__Exercise objective__
Go through the records and report each line in which the word "time" occurs.

__Information provided__
Start of Block
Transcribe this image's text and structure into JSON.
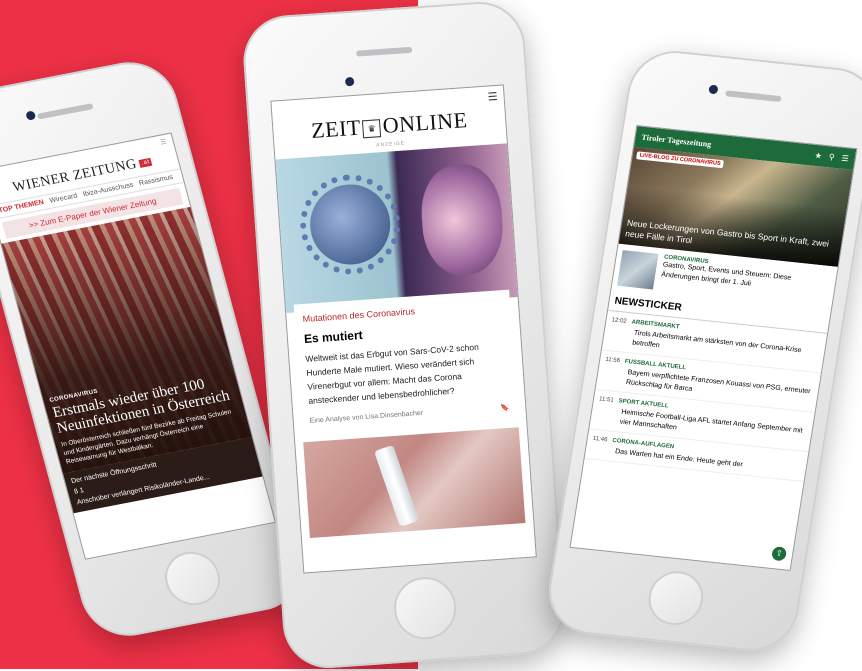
{
  "colors": {
    "brand_red": "#ee3146",
    "wz_red": "#d22a39",
    "zeit_red": "#b3282d",
    "tt_green": "#1d6b3a"
  },
  "wiener_zeitung": {
    "logo": "WIENER ZEITUNG",
    "logo_badge": ".at",
    "nav": [
      "TOP THEMEN",
      "Wirecard",
      "Ibiza-Ausschuss",
      "Rassismus"
    ],
    "epaper": ">> Zum E-Paper der Wiener Zeitung",
    "kicker": "CORONAVIRUS",
    "headline": "Erstmals wieder über 100 Neuinfektionen in Österreich",
    "teaser": "In Oberösterreich schließen fünf Bezirke ab Freitag Schulen und Kindergärten. Dazu verhängt Österreich eine Reisewarnung für Westbalkan.",
    "list": [
      "Der nächste Öffnungsschritt",
      "Anschober verlängert Risikoländer-Lande..."
    ],
    "counts": "8 1"
  },
  "zeit_online": {
    "logo_left": "ZEIT",
    "logo_right": "ONLINE",
    "ad_label": "ANZEIGE",
    "kicker": "Mutationen des Coronavirus",
    "title": "Es mutiert",
    "text": "Weltweit ist das Erbgut von Sars-CoV-2 schon Hunderte Male mutiert. Wieso verändert sich Virenerbgut vor allem: Macht das Corona ansteckender und lebensbedrohlicher?",
    "byline": "Eine Analyse von Lisa Dinsenbacher"
  },
  "tiroler_tageszeitung": {
    "logo": "Tiroler Tageszeitung",
    "live_label": "LIVE-BLOG ZU CORONAVIRUS",
    "hero_headline": "Neue Lockerungen von Gastro bis Sport in Kraft, zwei neue Fälle in Tirol",
    "item_kicker": "CORONAVIRUS",
    "item_text": "Gastro, Sport, Events und Steuern: Diese Änderungen bringt der 1. Juli",
    "section": "NEWSTICKER",
    "news": [
      {
        "time": "12:02",
        "cat": "ARBEITSMARKT",
        "text": "Tirols Arbeitsmarkt am stärksten von der Corona-Krise betroffen"
      },
      {
        "time": "11:56",
        "cat": "FUSSBALL AKTUELL",
        "text": "Bayern verpflichtete Franzosen Kouassi von PSG, erneuter Rückschlag für Barca"
      },
      {
        "time": "11:51",
        "cat": "SPORT AKTUELL",
        "text": "Heimische Football-Liga AFL startet Anfang September mit vier Mannschaften"
      },
      {
        "time": "11:46",
        "cat": "CORONA-AUFLAGEN",
        "text": "Das Warten hat ein Ende: Heute geht der"
      }
    ]
  }
}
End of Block
__Solution to this task__
        "time": "12:02",
        "time": "11:56",
        "time": "11:51",
        "time": "11:46",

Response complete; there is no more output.